Because of their existing applications for water softening and seawater desalination, high-pressure membrane treatment is currently accepted by the regulatory community and the water industry as a reliable technology. The main obstacle to the increased application of high-pressure membranes in municipal water treatment is their high cost. By nature of the current modular design of membrane systems, economies of scale are not recognized for large treatment plants. However, several membrane manufacturers are currently modifying their membrane system designs to make them economically attractive a large scale.

Two-Stage Membrane Filtration

From the above discussion, it is apparent that low-pressure membranes are highly effective for particulate removal, while high-pressure membranes are effective for dissolved matter removal (both organic and inorganic). Conceptually, a combination of the two membrane systems in series (MF or UF followed by NF or RO) would provide a comprehensive treatment process train that is capable of removing the vast majority of dissolved and suspended material present in water. Such a treatment train is commonly termed “two-stage membrane filtration.” Other names include “integrated membrane systems” or “dual-stage membrane filtration.” The only material that is believed to pass through such a treatment train includes low-molecular-weight organic chemicals. However, compared to existing treatment, a two-stage membrane filtration process (possibly coupled with PAC addition) would produce far superior water quality. The main concern about such highly treated water is that it may be more corrosive. Special corrosion inhibition measures for low-TDS waters of this kind require further development.

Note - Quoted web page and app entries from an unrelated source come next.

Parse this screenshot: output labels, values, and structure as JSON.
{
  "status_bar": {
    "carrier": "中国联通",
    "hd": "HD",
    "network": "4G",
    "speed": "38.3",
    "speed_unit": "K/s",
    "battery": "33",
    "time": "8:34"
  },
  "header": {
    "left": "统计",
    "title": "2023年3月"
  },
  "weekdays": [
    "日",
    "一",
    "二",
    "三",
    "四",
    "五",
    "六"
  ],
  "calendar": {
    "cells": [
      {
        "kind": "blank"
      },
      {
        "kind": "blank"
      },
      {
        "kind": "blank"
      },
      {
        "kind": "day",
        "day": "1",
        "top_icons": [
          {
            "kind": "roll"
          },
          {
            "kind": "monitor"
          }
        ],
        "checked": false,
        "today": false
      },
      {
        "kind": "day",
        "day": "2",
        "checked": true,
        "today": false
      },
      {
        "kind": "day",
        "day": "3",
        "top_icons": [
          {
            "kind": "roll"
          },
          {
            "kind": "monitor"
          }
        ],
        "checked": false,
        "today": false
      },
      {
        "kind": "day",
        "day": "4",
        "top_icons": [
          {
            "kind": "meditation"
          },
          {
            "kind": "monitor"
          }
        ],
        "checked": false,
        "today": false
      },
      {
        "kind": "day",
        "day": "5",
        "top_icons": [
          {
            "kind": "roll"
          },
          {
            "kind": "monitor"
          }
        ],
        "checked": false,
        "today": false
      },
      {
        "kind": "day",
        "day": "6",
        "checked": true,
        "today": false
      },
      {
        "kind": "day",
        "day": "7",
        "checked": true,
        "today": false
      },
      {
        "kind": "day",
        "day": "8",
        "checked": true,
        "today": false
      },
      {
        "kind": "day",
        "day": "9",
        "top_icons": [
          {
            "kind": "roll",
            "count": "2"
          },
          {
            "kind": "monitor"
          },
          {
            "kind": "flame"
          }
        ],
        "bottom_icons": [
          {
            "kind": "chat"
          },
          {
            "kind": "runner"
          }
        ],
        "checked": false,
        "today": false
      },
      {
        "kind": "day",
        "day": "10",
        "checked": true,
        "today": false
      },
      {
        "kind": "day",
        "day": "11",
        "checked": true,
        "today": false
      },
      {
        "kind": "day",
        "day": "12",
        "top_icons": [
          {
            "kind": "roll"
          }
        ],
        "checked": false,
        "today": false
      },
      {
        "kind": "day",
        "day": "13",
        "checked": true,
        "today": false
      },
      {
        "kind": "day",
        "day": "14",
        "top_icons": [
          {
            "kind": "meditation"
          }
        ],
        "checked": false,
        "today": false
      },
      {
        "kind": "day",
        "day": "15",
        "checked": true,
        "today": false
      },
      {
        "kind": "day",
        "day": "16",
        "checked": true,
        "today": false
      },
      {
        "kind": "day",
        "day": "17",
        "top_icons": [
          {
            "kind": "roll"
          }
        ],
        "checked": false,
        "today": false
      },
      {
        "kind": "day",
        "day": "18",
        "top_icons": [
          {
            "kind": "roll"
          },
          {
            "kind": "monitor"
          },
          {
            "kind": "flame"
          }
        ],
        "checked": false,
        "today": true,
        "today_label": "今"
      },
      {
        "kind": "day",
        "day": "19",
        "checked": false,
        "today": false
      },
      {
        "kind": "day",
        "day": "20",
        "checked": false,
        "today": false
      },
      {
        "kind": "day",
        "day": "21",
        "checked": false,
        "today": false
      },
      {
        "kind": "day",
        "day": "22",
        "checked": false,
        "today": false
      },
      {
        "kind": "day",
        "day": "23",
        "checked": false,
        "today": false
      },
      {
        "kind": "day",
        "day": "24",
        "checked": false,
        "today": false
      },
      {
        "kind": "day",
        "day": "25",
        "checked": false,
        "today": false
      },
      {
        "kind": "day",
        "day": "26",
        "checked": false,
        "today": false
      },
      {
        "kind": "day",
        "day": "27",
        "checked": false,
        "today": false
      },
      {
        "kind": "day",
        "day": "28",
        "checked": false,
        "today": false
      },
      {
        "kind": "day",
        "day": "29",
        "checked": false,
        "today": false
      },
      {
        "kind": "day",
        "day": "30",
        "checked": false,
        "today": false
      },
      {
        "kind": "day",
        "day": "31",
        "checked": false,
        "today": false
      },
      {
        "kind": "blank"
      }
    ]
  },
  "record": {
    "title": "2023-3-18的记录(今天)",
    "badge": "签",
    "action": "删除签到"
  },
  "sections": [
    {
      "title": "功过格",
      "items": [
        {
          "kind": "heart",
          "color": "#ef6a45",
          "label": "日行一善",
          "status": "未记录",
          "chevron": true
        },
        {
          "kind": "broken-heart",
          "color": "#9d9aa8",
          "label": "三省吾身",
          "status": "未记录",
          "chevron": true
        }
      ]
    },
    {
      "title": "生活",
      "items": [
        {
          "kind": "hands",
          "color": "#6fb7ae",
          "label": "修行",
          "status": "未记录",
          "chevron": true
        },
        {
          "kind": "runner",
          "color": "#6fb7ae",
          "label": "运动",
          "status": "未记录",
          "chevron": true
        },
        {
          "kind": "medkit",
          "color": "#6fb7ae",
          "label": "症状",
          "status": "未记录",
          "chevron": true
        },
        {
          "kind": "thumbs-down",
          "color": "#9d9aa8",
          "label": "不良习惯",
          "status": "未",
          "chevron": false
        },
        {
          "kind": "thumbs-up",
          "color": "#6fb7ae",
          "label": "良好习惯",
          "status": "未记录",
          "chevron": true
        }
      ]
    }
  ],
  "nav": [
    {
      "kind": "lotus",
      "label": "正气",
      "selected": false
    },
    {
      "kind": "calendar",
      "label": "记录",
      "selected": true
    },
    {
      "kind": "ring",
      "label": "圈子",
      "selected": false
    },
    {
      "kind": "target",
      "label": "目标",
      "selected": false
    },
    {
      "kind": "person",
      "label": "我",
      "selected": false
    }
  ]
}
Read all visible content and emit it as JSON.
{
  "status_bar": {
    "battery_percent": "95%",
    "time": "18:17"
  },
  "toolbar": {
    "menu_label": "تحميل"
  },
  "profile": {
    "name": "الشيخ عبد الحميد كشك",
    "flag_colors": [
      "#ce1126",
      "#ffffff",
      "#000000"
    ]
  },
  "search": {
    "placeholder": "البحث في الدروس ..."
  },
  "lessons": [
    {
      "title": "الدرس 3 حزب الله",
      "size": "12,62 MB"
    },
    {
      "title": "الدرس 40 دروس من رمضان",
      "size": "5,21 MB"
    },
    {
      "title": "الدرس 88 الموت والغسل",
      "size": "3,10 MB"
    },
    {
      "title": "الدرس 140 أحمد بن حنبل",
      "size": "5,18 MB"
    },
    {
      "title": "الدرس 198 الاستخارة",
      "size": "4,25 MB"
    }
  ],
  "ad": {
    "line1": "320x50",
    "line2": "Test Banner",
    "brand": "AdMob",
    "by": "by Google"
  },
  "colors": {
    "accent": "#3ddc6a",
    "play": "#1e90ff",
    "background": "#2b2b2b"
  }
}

Several studies have been conducted to evaluate two-stage membrane systems for surface water treatment (Wiesner et al., 1994; Chellam et al., 1997; Kruithof et al., 1997; Vickers et al., 1997). The results of these studies have clearly shown that MF or UF membranes are excellent pretreatment processes to NF or RO membranes and that the combined particulate removal and organic removal capabilities of this treatment scheme produce excellent water quality that complies with existing and forthcoming regulatory requirements.

The primary obstacle that a two-stage membrane treatment system needs to overcome is its cost. Lozier et al. (1997) estimated the capital cost of a 40-GPM, the two-membrane system at $4/gpd. The capital unit cost of a large-scale, two-stage membrane system may range from $2 to $3/gpd of capacity. This is still substantially higher than the cost of conventional treatment, which is estimated at $1 to $1.5/gpd.